---------- Record excerpts ----------

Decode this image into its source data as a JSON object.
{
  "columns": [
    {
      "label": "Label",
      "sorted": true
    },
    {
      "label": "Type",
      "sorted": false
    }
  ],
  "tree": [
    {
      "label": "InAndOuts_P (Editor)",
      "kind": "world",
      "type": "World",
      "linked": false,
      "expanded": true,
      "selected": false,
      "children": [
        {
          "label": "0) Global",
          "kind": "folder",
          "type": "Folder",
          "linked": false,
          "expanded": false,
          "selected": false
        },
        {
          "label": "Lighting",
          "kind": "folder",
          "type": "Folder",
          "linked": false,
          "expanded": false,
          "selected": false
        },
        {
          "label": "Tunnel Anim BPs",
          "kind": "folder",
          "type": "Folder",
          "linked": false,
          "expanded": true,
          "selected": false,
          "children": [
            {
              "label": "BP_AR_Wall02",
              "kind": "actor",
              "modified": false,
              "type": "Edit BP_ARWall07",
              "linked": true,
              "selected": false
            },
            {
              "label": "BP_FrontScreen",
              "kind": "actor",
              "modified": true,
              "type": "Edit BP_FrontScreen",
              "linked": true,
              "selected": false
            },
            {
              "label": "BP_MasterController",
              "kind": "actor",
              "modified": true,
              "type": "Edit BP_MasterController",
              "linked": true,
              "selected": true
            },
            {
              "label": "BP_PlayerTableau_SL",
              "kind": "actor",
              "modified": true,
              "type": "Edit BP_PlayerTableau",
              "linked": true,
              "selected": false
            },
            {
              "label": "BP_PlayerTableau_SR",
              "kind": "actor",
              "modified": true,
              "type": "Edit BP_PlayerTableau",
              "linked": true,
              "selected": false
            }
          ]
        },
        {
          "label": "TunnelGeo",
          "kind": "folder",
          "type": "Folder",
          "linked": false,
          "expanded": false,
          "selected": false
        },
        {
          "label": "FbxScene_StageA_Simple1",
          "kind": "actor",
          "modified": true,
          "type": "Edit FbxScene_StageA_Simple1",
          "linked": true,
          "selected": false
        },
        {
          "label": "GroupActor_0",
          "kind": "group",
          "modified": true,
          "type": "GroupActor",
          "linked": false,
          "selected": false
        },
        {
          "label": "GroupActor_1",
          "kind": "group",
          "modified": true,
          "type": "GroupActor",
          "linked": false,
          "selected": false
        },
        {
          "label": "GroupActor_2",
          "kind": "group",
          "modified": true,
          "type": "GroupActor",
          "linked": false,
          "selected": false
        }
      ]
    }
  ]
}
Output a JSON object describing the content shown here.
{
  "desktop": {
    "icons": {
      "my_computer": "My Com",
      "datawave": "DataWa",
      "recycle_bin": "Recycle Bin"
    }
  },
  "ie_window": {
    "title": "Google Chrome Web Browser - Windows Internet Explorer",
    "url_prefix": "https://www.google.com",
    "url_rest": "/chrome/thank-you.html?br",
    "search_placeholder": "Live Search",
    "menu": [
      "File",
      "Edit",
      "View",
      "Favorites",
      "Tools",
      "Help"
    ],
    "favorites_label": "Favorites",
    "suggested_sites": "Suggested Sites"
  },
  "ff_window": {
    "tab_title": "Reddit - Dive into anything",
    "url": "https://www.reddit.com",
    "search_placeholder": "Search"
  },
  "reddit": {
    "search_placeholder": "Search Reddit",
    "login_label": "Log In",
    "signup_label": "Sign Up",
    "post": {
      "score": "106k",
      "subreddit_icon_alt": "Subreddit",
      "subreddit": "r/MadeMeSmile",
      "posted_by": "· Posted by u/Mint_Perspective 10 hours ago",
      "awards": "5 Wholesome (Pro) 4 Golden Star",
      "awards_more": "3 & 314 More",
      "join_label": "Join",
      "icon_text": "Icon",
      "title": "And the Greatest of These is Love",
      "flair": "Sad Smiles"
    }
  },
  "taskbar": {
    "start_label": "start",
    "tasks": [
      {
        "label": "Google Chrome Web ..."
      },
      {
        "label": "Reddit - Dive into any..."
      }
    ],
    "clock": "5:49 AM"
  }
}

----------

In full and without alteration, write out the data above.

» Answer to this problem:
Decode this image into its source data as a JSON object.
{
  "columns": [
    {
      "label": "Label",
      "sorted": true
    },
    {
      "label": "Type",
      "sorted": false
    }
  ],
  "tree": [
    {
      "label": "InAndOuts_P (Editor)",
      "kind": "world",
      "type": "World",
      "linked": false,
      "expanded": true,
      "selected": false,
      "children": [
        {
          "label": "0) Global",
          "kind": "folder",
          "type": "Folder",
          "linked": false,
          "expanded": false,
          "selected": false
        },
        {
          "label": "Lighting",
          "kind": "folder",
          "type": "Folder",
          "linked": false,
          "expanded": false,
          "selected": false
        },
        {
          "label": "Tunnel Anim BPs",
          "kind": "folder",
          "type": "Folder",
          "linked": false,
          "expanded": true,
          "selected": false,
          "children": [
            {
              "label": "BP_AR_Wall02",
              "kind": "actor",
              "modified": false,
              "type": "Edit BP_ARWall07",
              "linked": true,
              "selected": false
            },
            {
              "label": "BP_FrontScreen",
              "kind": "actor",
              "modified": true,
              "type": "Edit BP_FrontScreen",
              "linked": true,
              "selected": false
            },
            {
              "label": "BP_MasterController",
              "kind": "actor",
              "modified": true,
              "type": "Edit BP_MasterController",
              "linked": true,
              "selected": true
            },
            {
              "label": "BP_PlayerTableau_SL",
              "kind": "actor",
              "modified": true,
              "type": "Edit BP_PlayerTableau",
              "linked": true,
              "selected": false
            },
            {
              "label": "BP_PlayerTableau_SR",
              "kind": "actor",
              "modified": true,
              "type": "Edit BP_PlayerTableau",
              "linked": true,
              "selected": false
            }
          ]
        },
        {
          "label": "TunnelGeo",
          "kind": "folder",
          "type": "Folder",
          "linked": false,
          "expanded": false,
          "selected": false
        },
        {
          "label": "FbxScene_StageA_Simple1",
          "kind": "actor",
          "modified": true,
          "type": "Edit FbxScene_StageA_Simple1",
          "linked": true,
          "selected": false
        },
        {
          "label": "GroupActor_0",
          "kind": "group",
          "modified": true,
          "type": "GroupActor",
          "linked": false,
          "selected": false
        },
        {
          "label": "GroupActor_1",
          "kind": "group",
          "modified": true,
          "type": "GroupActor",
          "linked": false,
          "selected": false
        },
        {
          "label": "GroupActor_2",
          "kind": "group",
          "modified": true,
          "type": "GroupActor",
          "linked": false,
          "selected": false
        }
      ]
    }
  ]
}
Output a JSON object describing the content shown here.
{
  "desktop": {
    "icons": {
      "my_computer": "My Com",
      "datawave": "DataWa",
      "recycle_bin": "Recycle Bin"
    }
  },
  "ie_window": {
    "title": "Google Chrome Web Browser - Windows Internet Explorer",
    "url_prefix": "https://www.google.com",
    "url_rest": "/chrome/thank-you.html?br",
    "search_placeholder": "Live Search",
    "menu": [
      "File",
      "Edit",
      "View",
      "Favorites",
      "Tools",
      "Help"
    ],
    "favorites_label": "Favorites",
    "suggested_sites": "Suggested Sites"
  },
  "ff_window": {
    "tab_title": "Reddit - Dive into anything",
    "url": "https://www.reddit.com",
    "search_placeholder": "Search"
  },
  "reddit": {
    "search_placeholder": "Search Reddit",
    "login_label": "Log In",
    "signup_label": "Sign Up",
    "post": {
      "score": "106k",
      "subreddit_icon_alt": "Subreddit",
      "subreddit": "r/MadeMeSmile",
      "posted_by": "· Posted by u/Mint_Perspective 10 hours ago",
      "awards": "5 Wholesome (Pro) 4 Golden Star",
      "awards_more": "3 & 314 More",
      "join_label": "Join",
      "icon_text": "Icon",
      "title": "And the Greatest of These is Love",
      "flair": "Sad Smiles"
    }
  },
  "taskbar": {
    "start_label": "start",
    "tasks": [
      {
        "label": "Google Chrome Web ..."
      },
      {
        "label": "Reddit - Dive into any..."
      }
    ],
    "clock": "5:49 AM"
  }
}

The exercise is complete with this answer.